Task description
Leave out the pictures and repeat the data exactly.

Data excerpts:

---+---

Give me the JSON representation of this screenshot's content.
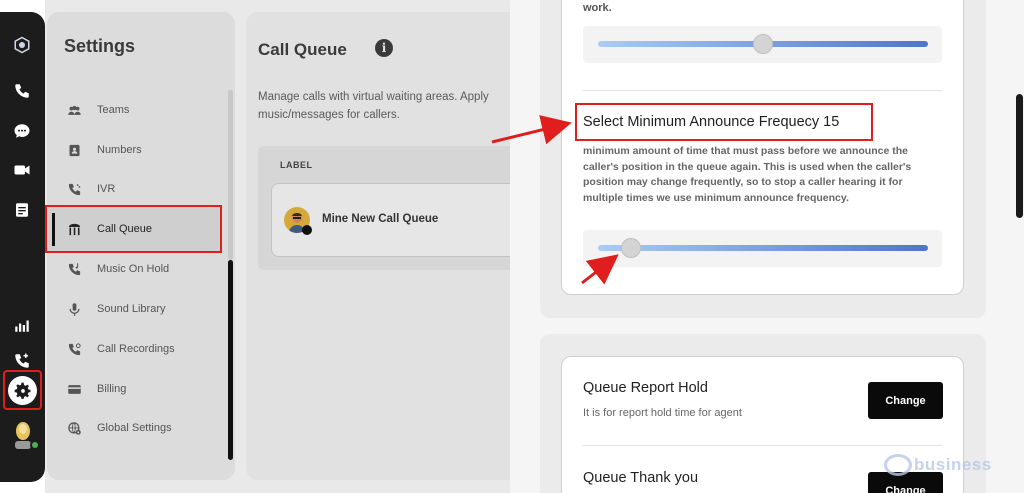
{
  "settings": {
    "title": "Settings",
    "menu": [
      {
        "label": "Teams",
        "icon": "teams-icon"
      },
      {
        "label": "Numbers",
        "icon": "numbers-icon"
      },
      {
        "label": "IVR",
        "icon": "ivr-icon"
      },
      {
        "label": "Call Queue",
        "icon": "call-queue-icon",
        "selected": true
      },
      {
        "label": "Music On Hold",
        "icon": "music-on-hold-icon"
      },
      {
        "label": "Sound Library",
        "icon": "microphone-icon"
      },
      {
        "label": "Call Recordings",
        "icon": "call-recordings-icon"
      },
      {
        "label": "Billing",
        "icon": "credit-card-icon"
      },
      {
        "label": "Global Settings",
        "icon": "globe-gear-icon"
      }
    ]
  },
  "call_queue": {
    "title": "Call Queue",
    "info_glyph": "i",
    "description_line1": "Manage calls with virtual waiting areas. Apply",
    "description_line2": "music/messages for callers.",
    "table_header": "LABEL",
    "rows": [
      {
        "name": "Mine New Call Queue"
      }
    ]
  },
  "drawer": {
    "work_text": "work.",
    "slider1": {
      "value_fraction": 0.5
    },
    "min_announce": {
      "title": "Select Minimum Announce Frequecy 15",
      "description": "minimum amount of time that must pass before we announce the caller's position in the queue again. This is used when the caller's position may change frequently, so to stop a caller hearing it for multiple times we use minimum announce frequency.",
      "value_fraction": 0.1
    },
    "queue_report_hold": {
      "title": "Queue Report Hold",
      "subtitle": "It is for report hold time for agent",
      "button": "Change"
    },
    "queue_thank_you": {
      "title": "Queue Thank you",
      "button": "Change"
    }
  },
  "watermark": "business",
  "colors": {
    "highlight": "#e01e1e",
    "slider_start": "#a9cdf4",
    "slider_end": "#4f75c9",
    "button_bg": "#0a0a0a"
  }
}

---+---

Your solution
Give me the JSON representation of this screenshot's content.
{
  "settings": {
    "title": "Settings",
    "menu": [
      {
        "label": "Teams",
        "icon": "teams-icon"
      },
      {
        "label": "Numbers",
        "icon": "numbers-icon"
      },
      {
        "label": "IVR",
        "icon": "ivr-icon"
      },
      {
        "label": "Call Queue",
        "icon": "call-queue-icon",
        "selected": true
      },
      {
        "label": "Music On Hold",
        "icon": "music-on-hold-icon"
      },
      {
        "label": "Sound Library",
        "icon": "microphone-icon"
      },
      {
        "label": "Call Recordings",
        "icon": "call-recordings-icon"
      },
      {
        "label": "Billing",
        "icon": "credit-card-icon"
      },
      {
        "label": "Global Settings",
        "icon": "globe-gear-icon"
      }
    ]
  },
  "call_queue": {
    "title": "Call Queue",
    "info_glyph": "i",
    "description_line1": "Manage calls with virtual waiting areas. Apply",
    "description_line2": "music/messages for callers.",
    "table_header": "LABEL",
    "rows": [
      {
        "name": "Mine New Call Queue"
      }
    ]
  },
  "drawer": {
    "work_text": "work.",
    "slider1": {
      "value_fraction": 0.5
    },
    "min_announce": {
      "title": "Select Minimum Announce Frequecy 15",
      "description": "minimum amount of time that must pass before we announce the caller's position in the queue again. This is used when the caller's position may change frequently, so to stop a caller hearing it for multiple times we use minimum announce frequency.",
      "value_fraction": 0.1
    },
    "queue_report_hold": {
      "title": "Queue Report Hold",
      "subtitle": "It is for report hold time for agent",
      "button": "Change"
    },
    "queue_thank_you": {
      "title": "Queue Thank you",
      "button": "Change"
    }
  },
  "watermark": "business",
  "colors": {
    "highlight": "#e01e1e",
    "slider_start": "#a9cdf4",
    "slider_end": "#4f75c9",
    "button_bg": "#0a0a0a"
  }
}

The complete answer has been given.